There are indications that Nigerians may soon experience fuel scarcity as marketers are currently experiencing delay in accessing the product at the depot.
There had been anxiety in recent days from Nigerians as to whether the Federal Government will increase the price of petrol due to the continued increase in global oil prices which peaked at $60.21 per barrel on Monday.
The pump price of petrol had been increasing since June last year due to the deregulation of the sector by the Federal Government.
The price of petrol rose from N121.50 to N123.50 per litre in June, then N143.80 in July, N150 in August, N158 in September and then N163 in November.
The pump price of petrol has however remained unchanged since November 2020, despite the continued rise in global crude oil price.

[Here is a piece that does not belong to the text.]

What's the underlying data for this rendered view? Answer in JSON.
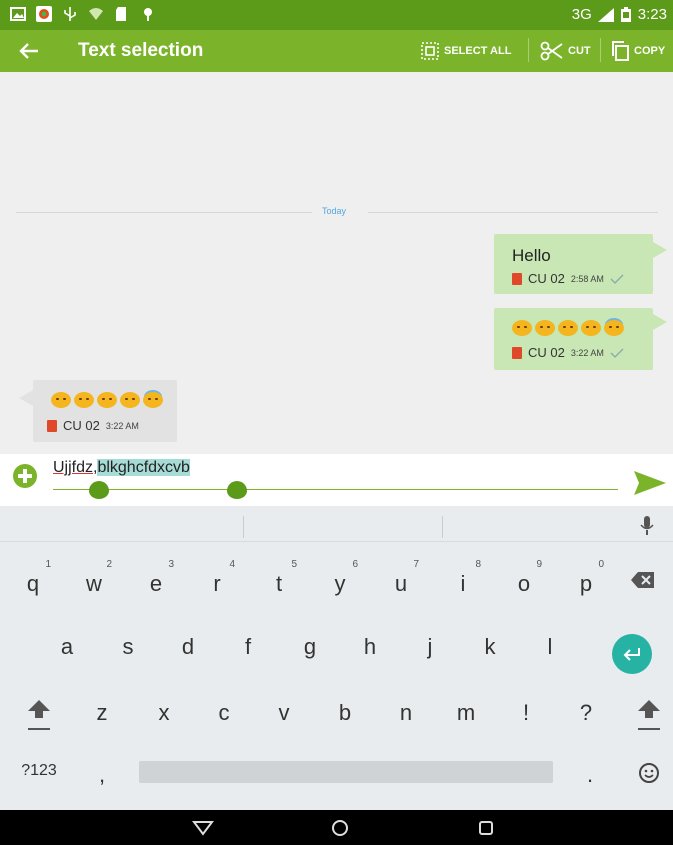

This had fuelled speculations that the Federal Government might soon announce a further hike in the price of petrol.
But in a chat with THE WHISTLER, the Vice National Chairman of the Independent Petroleum Marketers Association of Nigeria, Abubakar Maigandi said that there has not been any change in the price at which petrol is sold in Nigeria, despite the increase in price of global crude oil.
He explained that marketers are currently going through hard times in getting the product.
He said, “The product is a bit scarce currently, so we cannot really tell what to expect in terms of the pricing.
“Most of our trucks have been at the depot for some days now but we have not been able to get petrol to buy.”
The Nigerian National Petroleum Corporation has been the sole importer of petrol, as private marketers have continued to lament that inability to access foreign exchange at the official rates has affected their ability to import petrol.
Maigandi, however, said that increase in petrol price will be inevitable if the government sticks to its deregulation of the downstream sector.
He explained that there is no way the price would remain same or be reduced with a global crude oil price of over $60 per barrel.
“If really the government says it has deregulated the sector, then there will be increase in fuel price as the global crude is now over $60 per barrel. But we still do not know if the government is subsidising it in any way,” he added.
The Minister of State for Petroleum Resources, Timipre Sylva, had said in September 2020, that the Federal Government is no longer in business of fixing the price of petrol, stating that market forces and crude oil price would determine the cost of the product following the deregulation of the sector.